THE CHAPTERS IN THIS VOLUME testify to a striking worldwide trend regarding the diffusion and adoption of the principles and policies of multicultural citizenship. This trend has been intensively studied within the Western democracies but has now reached even the most remote regions of Peru (Brysk, 2000), the highlands of Nepal (Gellner, 2001), and the peripheries of Communist China (see Wan, Chapter 13).
This trend is quite remarkable given the many obstacles faced by proponents of multiculturalism. These range from deeply rooted legacies of ethnocentrism and racism that denigrate the value of minority cultures to modernizing ideologies of nation building that privilege uniformity and homogeneity over diversity. The chapters in this volume provide eloquent, and at times inspiring, testimony to the struggles that have been required to overcome these obstacles (see, e.g., Gonçalves e Silva, Chapter 7). They also remind us of the ever-present possibility of a backlash and relapse into more homogenizing or assimilationist models of citizenship (see, e.g., Castles' discussion of Australia, Chapter 1).
However, the successful diffusion of multiculturalist ideals has generated its own dilemmas and challenges. Multiculturalism is not a simple or straightforward idea: it carries within itself various tensions and conflicts.
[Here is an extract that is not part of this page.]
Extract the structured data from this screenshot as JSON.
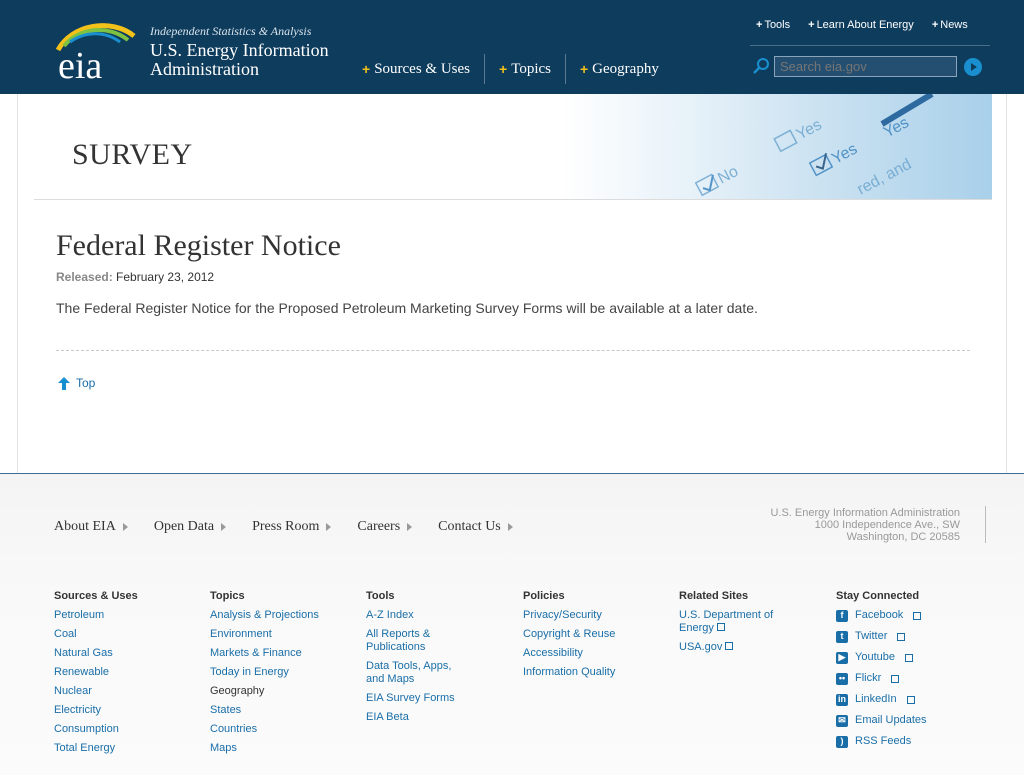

Even in contexts where there is broad public support for the idea of multiculturalism, there are likely to be deep disagreements about how to interpret or implement it.
One central tension, highlighted in the introduction by Banks and picked up in most of the chapters, is the need to “balance unity and diversity” (Banks et al., 2001). How can we ensure that the recognition of diversity does not undermine efforts to construct or sustain common political values, mutual trust and understanding, and solidarity across group lines?
Critics of multiculturalism typically view this problem as insoluble. They assume that identities are essentially zero-sum, so that policies which